• The task:
Extract from the listing each line in which the word "this" appears.
== Record extracts ==
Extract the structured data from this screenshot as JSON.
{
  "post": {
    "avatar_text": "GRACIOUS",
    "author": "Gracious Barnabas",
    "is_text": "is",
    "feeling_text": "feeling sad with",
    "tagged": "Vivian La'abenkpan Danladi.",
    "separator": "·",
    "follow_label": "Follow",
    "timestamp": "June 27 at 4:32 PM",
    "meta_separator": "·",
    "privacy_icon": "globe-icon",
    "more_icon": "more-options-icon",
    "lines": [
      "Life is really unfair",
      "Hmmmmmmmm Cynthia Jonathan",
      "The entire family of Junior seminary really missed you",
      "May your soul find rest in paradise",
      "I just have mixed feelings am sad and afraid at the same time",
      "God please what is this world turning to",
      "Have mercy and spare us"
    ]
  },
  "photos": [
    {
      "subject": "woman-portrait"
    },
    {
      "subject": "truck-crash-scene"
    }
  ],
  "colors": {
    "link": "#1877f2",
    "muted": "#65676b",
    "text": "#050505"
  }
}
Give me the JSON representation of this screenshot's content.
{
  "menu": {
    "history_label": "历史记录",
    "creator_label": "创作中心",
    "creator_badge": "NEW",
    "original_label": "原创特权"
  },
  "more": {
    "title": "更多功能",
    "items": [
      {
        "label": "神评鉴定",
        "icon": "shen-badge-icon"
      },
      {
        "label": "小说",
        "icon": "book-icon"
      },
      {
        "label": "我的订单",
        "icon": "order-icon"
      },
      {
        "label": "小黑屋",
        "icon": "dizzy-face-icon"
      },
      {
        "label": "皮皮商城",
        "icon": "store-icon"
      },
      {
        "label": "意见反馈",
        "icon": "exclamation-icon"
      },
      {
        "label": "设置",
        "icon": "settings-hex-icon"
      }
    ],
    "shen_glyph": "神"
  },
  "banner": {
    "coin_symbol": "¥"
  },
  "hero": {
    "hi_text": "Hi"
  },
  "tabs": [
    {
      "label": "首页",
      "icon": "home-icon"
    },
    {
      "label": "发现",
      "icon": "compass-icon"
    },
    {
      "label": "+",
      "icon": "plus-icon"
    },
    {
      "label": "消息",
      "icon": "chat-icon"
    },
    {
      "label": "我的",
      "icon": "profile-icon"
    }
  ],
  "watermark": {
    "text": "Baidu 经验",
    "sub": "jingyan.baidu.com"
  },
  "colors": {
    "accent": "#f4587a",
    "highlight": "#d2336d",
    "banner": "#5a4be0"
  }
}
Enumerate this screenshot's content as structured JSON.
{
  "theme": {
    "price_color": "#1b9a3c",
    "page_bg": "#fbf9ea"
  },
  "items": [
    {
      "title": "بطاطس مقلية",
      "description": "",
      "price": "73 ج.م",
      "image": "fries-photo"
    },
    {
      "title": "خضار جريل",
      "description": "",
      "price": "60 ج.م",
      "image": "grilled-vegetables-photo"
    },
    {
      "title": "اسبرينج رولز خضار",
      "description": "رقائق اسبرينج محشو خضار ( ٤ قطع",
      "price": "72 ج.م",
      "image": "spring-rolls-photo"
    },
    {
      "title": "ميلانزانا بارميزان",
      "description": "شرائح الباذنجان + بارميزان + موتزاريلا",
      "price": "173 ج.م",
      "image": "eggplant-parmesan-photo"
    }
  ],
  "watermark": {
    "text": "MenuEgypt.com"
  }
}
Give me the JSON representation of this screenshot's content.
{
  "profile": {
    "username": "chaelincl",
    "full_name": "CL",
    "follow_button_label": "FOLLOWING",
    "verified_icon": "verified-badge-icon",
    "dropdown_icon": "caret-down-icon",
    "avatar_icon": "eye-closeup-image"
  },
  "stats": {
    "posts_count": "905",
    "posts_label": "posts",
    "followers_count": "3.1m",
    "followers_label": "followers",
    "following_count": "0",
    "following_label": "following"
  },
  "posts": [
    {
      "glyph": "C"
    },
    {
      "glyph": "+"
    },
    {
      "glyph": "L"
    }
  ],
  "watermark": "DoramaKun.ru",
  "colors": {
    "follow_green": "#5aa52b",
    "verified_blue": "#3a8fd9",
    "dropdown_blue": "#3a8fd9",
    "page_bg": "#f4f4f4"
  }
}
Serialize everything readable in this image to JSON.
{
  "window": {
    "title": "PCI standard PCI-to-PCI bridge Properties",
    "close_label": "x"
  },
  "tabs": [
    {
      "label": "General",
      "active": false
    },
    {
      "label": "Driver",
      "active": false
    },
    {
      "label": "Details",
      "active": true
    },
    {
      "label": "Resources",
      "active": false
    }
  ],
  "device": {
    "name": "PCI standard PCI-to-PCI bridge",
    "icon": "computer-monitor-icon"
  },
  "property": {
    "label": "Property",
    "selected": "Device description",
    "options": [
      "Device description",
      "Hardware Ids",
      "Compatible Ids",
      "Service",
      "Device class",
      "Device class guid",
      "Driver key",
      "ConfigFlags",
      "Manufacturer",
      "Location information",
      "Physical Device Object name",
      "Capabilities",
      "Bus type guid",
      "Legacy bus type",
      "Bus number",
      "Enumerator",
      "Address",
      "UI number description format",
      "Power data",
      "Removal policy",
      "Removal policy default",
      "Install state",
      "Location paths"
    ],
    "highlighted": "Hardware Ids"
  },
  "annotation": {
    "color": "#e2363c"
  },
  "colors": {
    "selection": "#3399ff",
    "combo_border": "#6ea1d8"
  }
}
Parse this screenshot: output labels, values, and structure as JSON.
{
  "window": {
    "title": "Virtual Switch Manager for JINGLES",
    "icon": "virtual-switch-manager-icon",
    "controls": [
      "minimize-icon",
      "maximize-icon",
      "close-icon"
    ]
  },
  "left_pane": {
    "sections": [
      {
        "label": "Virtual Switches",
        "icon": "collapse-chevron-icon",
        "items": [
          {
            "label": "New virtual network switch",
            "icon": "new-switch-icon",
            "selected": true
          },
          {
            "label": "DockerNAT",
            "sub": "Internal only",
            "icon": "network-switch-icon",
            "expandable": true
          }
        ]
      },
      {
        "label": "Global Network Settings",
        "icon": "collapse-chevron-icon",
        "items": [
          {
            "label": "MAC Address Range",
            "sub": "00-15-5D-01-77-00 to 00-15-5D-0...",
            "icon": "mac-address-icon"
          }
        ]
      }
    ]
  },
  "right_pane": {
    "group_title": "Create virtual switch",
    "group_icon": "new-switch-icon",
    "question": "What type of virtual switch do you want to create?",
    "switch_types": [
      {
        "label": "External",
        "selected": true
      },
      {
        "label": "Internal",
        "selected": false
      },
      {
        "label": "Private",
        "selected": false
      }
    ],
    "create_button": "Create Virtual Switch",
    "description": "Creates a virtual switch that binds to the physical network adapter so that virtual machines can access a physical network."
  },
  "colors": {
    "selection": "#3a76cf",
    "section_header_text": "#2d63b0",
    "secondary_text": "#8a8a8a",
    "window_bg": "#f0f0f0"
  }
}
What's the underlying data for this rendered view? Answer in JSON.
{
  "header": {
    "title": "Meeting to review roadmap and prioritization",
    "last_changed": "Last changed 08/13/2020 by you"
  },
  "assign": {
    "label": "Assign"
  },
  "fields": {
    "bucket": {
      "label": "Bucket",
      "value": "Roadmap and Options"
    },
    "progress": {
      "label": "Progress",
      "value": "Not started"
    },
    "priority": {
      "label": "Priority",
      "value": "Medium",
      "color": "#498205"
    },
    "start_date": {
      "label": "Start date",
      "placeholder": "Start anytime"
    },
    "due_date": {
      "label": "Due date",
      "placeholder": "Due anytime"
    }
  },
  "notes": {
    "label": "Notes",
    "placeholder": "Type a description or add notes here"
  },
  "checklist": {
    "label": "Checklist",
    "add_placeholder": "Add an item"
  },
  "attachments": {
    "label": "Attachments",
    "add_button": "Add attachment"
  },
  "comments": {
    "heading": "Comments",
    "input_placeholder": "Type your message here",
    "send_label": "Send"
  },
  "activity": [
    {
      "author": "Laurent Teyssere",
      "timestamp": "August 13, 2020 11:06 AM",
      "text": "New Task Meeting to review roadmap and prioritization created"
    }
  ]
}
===
• Exercise response:
Extract the structured data from this screenshot as JSON.
      "God please what is this world turning to",
Give me the JSON representation of this screenshot's content.
Enumerate this screenshot's content as structured JSON.
Give me the JSON representation of this screenshot's content.
Serialize everything readable in this image to JSON.
Parse this screenshot: output labels, values, and structure as JSON.
What's the underlying data for this rendered view? Answer in JSON.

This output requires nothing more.